Kiffin has a year and a quarter of NFL experience. And not just as a position coach or a coordinator, but as a head coach. The head coach being the main guy: running the practices, delegating to assistants, being the final decisionmaker….and all the rest of it. Sure, he didn’t have great success in the NFL. But he was not exactly dealt pocket aces either. The Raiders were 2-14 in 2006. In 2007, with Kiffin, they were 4-12. They were 1-4 when he got fired the next year. They ended up at 5-11….winning at roughly the same clip with Kiffin as without him. Did he turn the franchise around? No, he did not. But he did get two more wins in his first year than they got the previous year….the team did improve.
And on top of all that, how many examples of coaches failing in the pro’s but winning in college do we have to see before we all come to the collective conclusion that success at the NFL level is in no way relevant to success at the collegiate level. There are several examples that I won’t list because you already know them.

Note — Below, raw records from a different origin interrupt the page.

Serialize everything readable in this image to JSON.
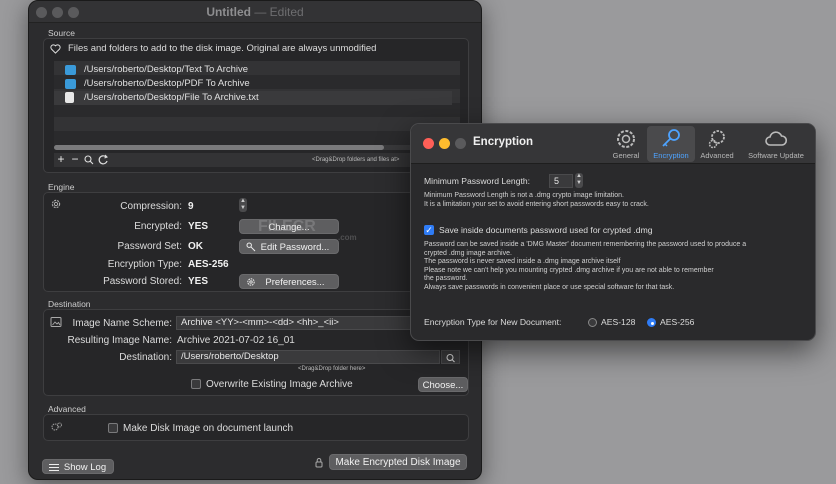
{
  "main_window": {
    "title": "Untitled",
    "title_suffix": "— Edited",
    "source": {
      "label": "Source",
      "description": "Files and folders to add to the disk image. Original are always unmodified",
      "files": [
        {
          "path": "/Users/roberto/Desktop/Text To Archive",
          "icon": "folder-icon"
        },
        {
          "path": "/Users/roberto/Desktop/PDF To Archive",
          "icon": "folder-icon"
        },
        {
          "path": "/Users/roberto/Desktop/File To Archive.txt",
          "icon": "document-icon"
        }
      ],
      "drop_hint": "<Drag&Drop folders and files at>"
    },
    "engine": {
      "label": "Engine",
      "compression_label": "Compression:",
      "compression_value": "9",
      "encrypted_label": "Encrypted:",
      "encrypted_value": "YES",
      "change_button": "Change...",
      "password_set_label": "Password Set:",
      "password_set_value": "OK",
      "edit_password_button": "Edit Password...",
      "encryption_type_label": "Encryption Type:",
      "encryption_type_value": "AES-256",
      "password_stored_label": "Password  Stored:",
      "password_stored_value": "YES",
      "preferences_button": "Preferences..."
    },
    "destination": {
      "label": "Destination",
      "image_name_scheme_label": "Image Name Scheme:",
      "image_name_scheme_value": "Archive <YY>-<mm>-<dd> <hh>_<ii>",
      "resulting_image_name_label": "Resulting Image Name:",
      "resulting_image_name_value": "Archive 2021-07-02 16_01",
      "destination_label": "Destination:",
      "destination_value": "/Users/roberto/Desktop",
      "drop_hint": "<Drag&Drop folder here>",
      "overwrite_label": "Overwrite Existing Image Archive",
      "choose_button": "Choose..."
    },
    "advanced": {
      "label": "Advanced",
      "make_on_launch_label": "Make Disk Image on document launch"
    },
    "footer": {
      "show_log_button": "Show Log",
      "make_button": "Make Encrypted Disk Image"
    }
  },
  "watermark": {
    "text": "FILECR",
    "sub": ".com"
  },
  "prefs_window": {
    "title": "Encryption",
    "tabs": [
      {
        "label": "General",
        "icon": "gear-icon",
        "active": false
      },
      {
        "label": "Encryption",
        "icon": "key-icon",
        "active": true
      },
      {
        "label": "Advanced",
        "icon": "gears-icon",
        "active": false
      },
      {
        "label": "Software Update",
        "icon": "cloud-icon",
        "active": false
      }
    ],
    "min_password_length_label": "Minimum Password Length:",
    "min_password_length_value": "5",
    "min_password_note_1": "Minimum Password Length is not a .dmg crypto image limitation.",
    "min_password_note_2": "It is a limitation your set to avoid entering short passwords easy to crack.",
    "save_password_label": "Save inside documents password used for crypted .dmg",
    "save_password_checked": true,
    "save_notes": [
      "Password can be saved inside a 'DMG Master' document remembering the password used to produce a",
      "crypted .dmg image archive.",
      "The password is never saved inside a .dmg image archive itself",
      "Please note we can't help you mounting crypted .dmg archive if you are not able to remember",
      "the password.",
      "Always save passwords in convenient place or use special software for that task."
    ],
    "encryption_type_label": "Encryption Type for New Document:",
    "encryption_options": [
      {
        "label": "AES-128",
        "selected": false
      },
      {
        "label": "AES-256",
        "selected": true
      }
    ],
    "colors": {
      "accent": "#2f7cf6",
      "close": "#ff5f57",
      "minimize": "#febc2e",
      "zoom": "#5a5a5c"
    }
  }
}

Probably because he did not have resounding success with the Raiders, and left under extremely weird circumstances, Kiffin has done everything in his power to ensure that the Vols become a successful program. He has put himself in a position to succeed. He brought in a legendary defensive coordinator. He brought in the best recruiter in the business. He brought in a stable of other very good assistant coaches — who may not be household names like the elder Kiffin and Orgeron — but who are, by all accounts, very good coaches.
He showed right at the outset that he does have some recruiting chops. If it is impossible to fail running an offense with Reggie Bush (but, of course, not Knowshon Moreno) as your tailback, well then it will be pretty darn tough to fail running an offense with Bryce Brown at the same position.

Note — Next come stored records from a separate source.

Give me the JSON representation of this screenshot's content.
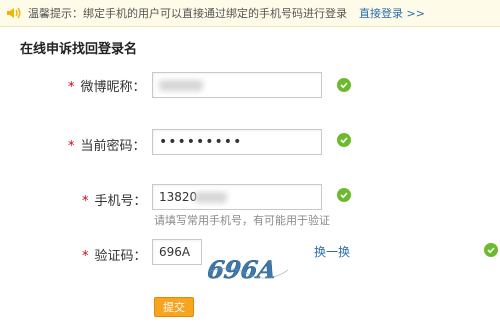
{
  "tip": {
    "text": "温馨提示：绑定手机的用户可以直接通过绑定的手机号码进行登录",
    "link": "直接登录 >>"
  },
  "section_title": "在线申诉找回登录名",
  "form": {
    "nickname": {
      "label": "微博昵称：",
      "value": ""
    },
    "password": {
      "label": "当前密码：",
      "value": "•••••••••"
    },
    "phone": {
      "label": "手机号：",
      "value": "13820",
      "hint": "请填写常用手机号，有可能用于验证"
    },
    "captcha": {
      "label": "验证码：",
      "value": "696A",
      "image_text": "696A",
      "refresh": "换一换"
    }
  },
  "submit_label": "提交",
  "colors": {
    "accent": "#f7a41f",
    "link": "#2a6db0",
    "required": "#d6000f",
    "valid": "#6dba2f"
  }
}
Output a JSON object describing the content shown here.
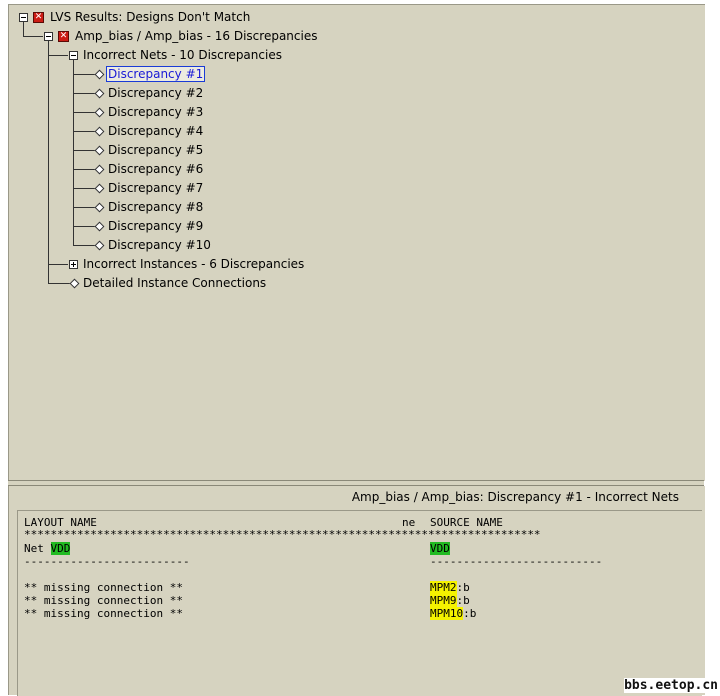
{
  "tree": {
    "root": {
      "label": "LVS Results: Designs Don't Match"
    },
    "cell": {
      "label": "Amp_bias / Amp_bias - 16 Discrepancies"
    },
    "incorrect_nets": {
      "label": "Incorrect Nets - 10 Discrepancies",
      "items": [
        "Discrepancy #1",
        "Discrepancy #2",
        "Discrepancy #3",
        "Discrepancy #4",
        "Discrepancy #5",
        "Discrepancy #6",
        "Discrepancy #7",
        "Discrepancy #8",
        "Discrepancy #9",
        "Discrepancy #10"
      ],
      "selected_index": 0
    },
    "incorrect_instances": {
      "label": "Incorrect Instances - 6 Discrepancies"
    },
    "detailed_connections": {
      "label": "Detailed Instance Connections"
    }
  },
  "detail": {
    "title": "Amp_bias / Amp_bias: Discrepancy #1 - Incorrect Nets",
    "layout_header": "LAYOUT NAME",
    "ne_header": "ne",
    "source_header": "SOURCE NAME",
    "star_rule": "******************************************************************************",
    "net_prefix": "Net ",
    "layout_net": "VDD",
    "source_net": "VDD",
    "layout_dash": "-------------------------",
    "source_dash": "--------------------------",
    "rows": [
      {
        "layout": "** missing connection **",
        "source_inst": "MPM2",
        "source_pin": ":b"
      },
      {
        "layout": "** missing connection **",
        "source_inst": "MPM9",
        "source_pin": ":b"
      },
      {
        "layout": "** missing connection **",
        "source_inst": "MPM10",
        "source_pin": ":b"
      }
    ]
  },
  "watermark": "bbs.eetop.cn",
  "colors": {
    "pane_bg": "#d6d3c0",
    "highlight_net": "#22bb22",
    "highlight_inst": "#f4f200",
    "error_icon": "#cc1c14"
  }
}
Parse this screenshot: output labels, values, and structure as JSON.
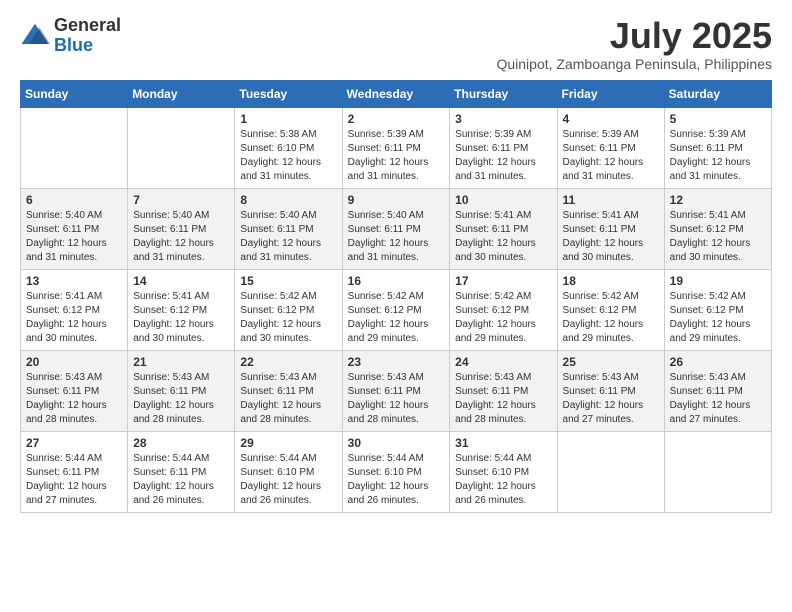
{
  "logo": {
    "text_general": "General",
    "text_blue": "Blue"
  },
  "title": "July 2025",
  "subtitle": "Quinipot, Zamboanga Peninsula, Philippines",
  "weekdays": [
    "Sunday",
    "Monday",
    "Tuesday",
    "Wednesday",
    "Thursday",
    "Friday",
    "Saturday"
  ],
  "weeks": [
    [
      {
        "day": "",
        "sunrise": "",
        "sunset": "",
        "daylight": ""
      },
      {
        "day": "",
        "sunrise": "",
        "sunset": "",
        "daylight": ""
      },
      {
        "day": "1",
        "sunrise": "Sunrise: 5:38 AM",
        "sunset": "Sunset: 6:10 PM",
        "daylight": "Daylight: 12 hours and 31 minutes."
      },
      {
        "day": "2",
        "sunrise": "Sunrise: 5:39 AM",
        "sunset": "Sunset: 6:11 PM",
        "daylight": "Daylight: 12 hours and 31 minutes."
      },
      {
        "day": "3",
        "sunrise": "Sunrise: 5:39 AM",
        "sunset": "Sunset: 6:11 PM",
        "daylight": "Daylight: 12 hours and 31 minutes."
      },
      {
        "day": "4",
        "sunrise": "Sunrise: 5:39 AM",
        "sunset": "Sunset: 6:11 PM",
        "daylight": "Daylight: 12 hours and 31 minutes."
      },
      {
        "day": "5",
        "sunrise": "Sunrise: 5:39 AM",
        "sunset": "Sunset: 6:11 PM",
        "daylight": "Daylight: 12 hours and 31 minutes."
      }
    ],
    [
      {
        "day": "6",
        "sunrise": "Sunrise: 5:40 AM",
        "sunset": "Sunset: 6:11 PM",
        "daylight": "Daylight: 12 hours and 31 minutes."
      },
      {
        "day": "7",
        "sunrise": "Sunrise: 5:40 AM",
        "sunset": "Sunset: 6:11 PM",
        "daylight": "Daylight: 12 hours and 31 minutes."
      },
      {
        "day": "8",
        "sunrise": "Sunrise: 5:40 AM",
        "sunset": "Sunset: 6:11 PM",
        "daylight": "Daylight: 12 hours and 31 minutes."
      },
      {
        "day": "9",
        "sunrise": "Sunrise: 5:40 AM",
        "sunset": "Sunset: 6:11 PM",
        "daylight": "Daylight: 12 hours and 31 minutes."
      },
      {
        "day": "10",
        "sunrise": "Sunrise: 5:41 AM",
        "sunset": "Sunset: 6:11 PM",
        "daylight": "Daylight: 12 hours and 30 minutes."
      },
      {
        "day": "11",
        "sunrise": "Sunrise: 5:41 AM",
        "sunset": "Sunset: 6:11 PM",
        "daylight": "Daylight: 12 hours and 30 minutes."
      },
      {
        "day": "12",
        "sunrise": "Sunrise: 5:41 AM",
        "sunset": "Sunset: 6:12 PM",
        "daylight": "Daylight: 12 hours and 30 minutes."
      }
    ],
    [
      {
        "day": "13",
        "sunrise": "Sunrise: 5:41 AM",
        "sunset": "Sunset: 6:12 PM",
        "daylight": "Daylight: 12 hours and 30 minutes."
      },
      {
        "day": "14",
        "sunrise": "Sunrise: 5:41 AM",
        "sunset": "Sunset: 6:12 PM",
        "daylight": "Daylight: 12 hours and 30 minutes."
      },
      {
        "day": "15",
        "sunrise": "Sunrise: 5:42 AM",
        "sunset": "Sunset: 6:12 PM",
        "daylight": "Daylight: 12 hours and 30 minutes."
      },
      {
        "day": "16",
        "sunrise": "Sunrise: 5:42 AM",
        "sunset": "Sunset: 6:12 PM",
        "daylight": "Daylight: 12 hours and 29 minutes."
      },
      {
        "day": "17",
        "sunrise": "Sunrise: 5:42 AM",
        "sunset": "Sunset: 6:12 PM",
        "daylight": "Daylight: 12 hours and 29 minutes."
      },
      {
        "day": "18",
        "sunrise": "Sunrise: 5:42 AM",
        "sunset": "Sunset: 6:12 PM",
        "daylight": "Daylight: 12 hours and 29 minutes."
      },
      {
        "day": "19",
        "sunrise": "Sunrise: 5:42 AM",
        "sunset": "Sunset: 6:12 PM",
        "daylight": "Daylight: 12 hours and 29 minutes."
      }
    ],
    [
      {
        "day": "20",
        "sunrise": "Sunrise: 5:43 AM",
        "sunset": "Sunset: 6:11 PM",
        "daylight": "Daylight: 12 hours and 28 minutes."
      },
      {
        "day": "21",
        "sunrise": "Sunrise: 5:43 AM",
        "sunset": "Sunset: 6:11 PM",
        "daylight": "Daylight: 12 hours and 28 minutes."
      },
      {
        "day": "22",
        "sunrise": "Sunrise: 5:43 AM",
        "sunset": "Sunset: 6:11 PM",
        "daylight": "Daylight: 12 hours and 28 minutes."
      },
      {
        "day": "23",
        "sunrise": "Sunrise: 5:43 AM",
        "sunset": "Sunset: 6:11 PM",
        "daylight": "Daylight: 12 hours and 28 minutes."
      },
      {
        "day": "24",
        "sunrise": "Sunrise: 5:43 AM",
        "sunset": "Sunset: 6:11 PM",
        "daylight": "Daylight: 12 hours and 28 minutes."
      },
      {
        "day": "25",
        "sunrise": "Sunrise: 5:43 AM",
        "sunset": "Sunset: 6:11 PM",
        "daylight": "Daylight: 12 hours and 27 minutes."
      },
      {
        "day": "26",
        "sunrise": "Sunrise: 5:43 AM",
        "sunset": "Sunset: 6:11 PM",
        "daylight": "Daylight: 12 hours and 27 minutes."
      }
    ],
    [
      {
        "day": "27",
        "sunrise": "Sunrise: 5:44 AM",
        "sunset": "Sunset: 6:11 PM",
        "daylight": "Daylight: 12 hours and 27 minutes."
      },
      {
        "day": "28",
        "sunrise": "Sunrise: 5:44 AM",
        "sunset": "Sunset: 6:11 PM",
        "daylight": "Daylight: 12 hours and 26 minutes."
      },
      {
        "day": "29",
        "sunrise": "Sunrise: 5:44 AM",
        "sunset": "Sunset: 6:10 PM",
        "daylight": "Daylight: 12 hours and 26 minutes."
      },
      {
        "day": "30",
        "sunrise": "Sunrise: 5:44 AM",
        "sunset": "Sunset: 6:10 PM",
        "daylight": "Daylight: 12 hours and 26 minutes."
      },
      {
        "day": "31",
        "sunrise": "Sunrise: 5:44 AM",
        "sunset": "Sunset: 6:10 PM",
        "daylight": "Daylight: 12 hours and 26 minutes."
      },
      {
        "day": "",
        "sunrise": "",
        "sunset": "",
        "daylight": ""
      },
      {
        "day": "",
        "sunrise": "",
        "sunset": "",
        "daylight": ""
      }
    ]
  ]
}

So, is he a great X’s and O’s coach? Honestly, I really don’t know. But for a guy who has had a had in a great offense before, has had experience running the show at the pro level, and who has enough sense to surround himself with the best coaches in the business….I think it is fair to say he isn’t stupid. Yeah, he pops off. But that doesn’t make him stupid. Heck, my moniker is kidbourbon, but that doesn't mean I swill Jim Beam all day.
In view of the above, I respectfully conclude that Kiffin will succeed as the head coach of the University of Tennessee Volunteers. And let the record show that I would stake my life on that (if forced to).
P.S. -- Joel: are there any recommended guidelines for inclusion vs. exclusion of "The Jump" in a fanpost? I didn't use "The Jump" because I figured any who is reading this has already clicked on one link...why make them click on another. But to the extent that you ever want to bump a fanpost of mine to the main page, feel free to use full discretion in inserting "The Jump." My brother is a journalist, and so I have been well-informed on the importance of page aesthetics.
[Note by Joel, 06/10/09 3:25 PM EDT ] No real rule. Guideline is about 300 words before the jump -- something like that. Enjoyed the post.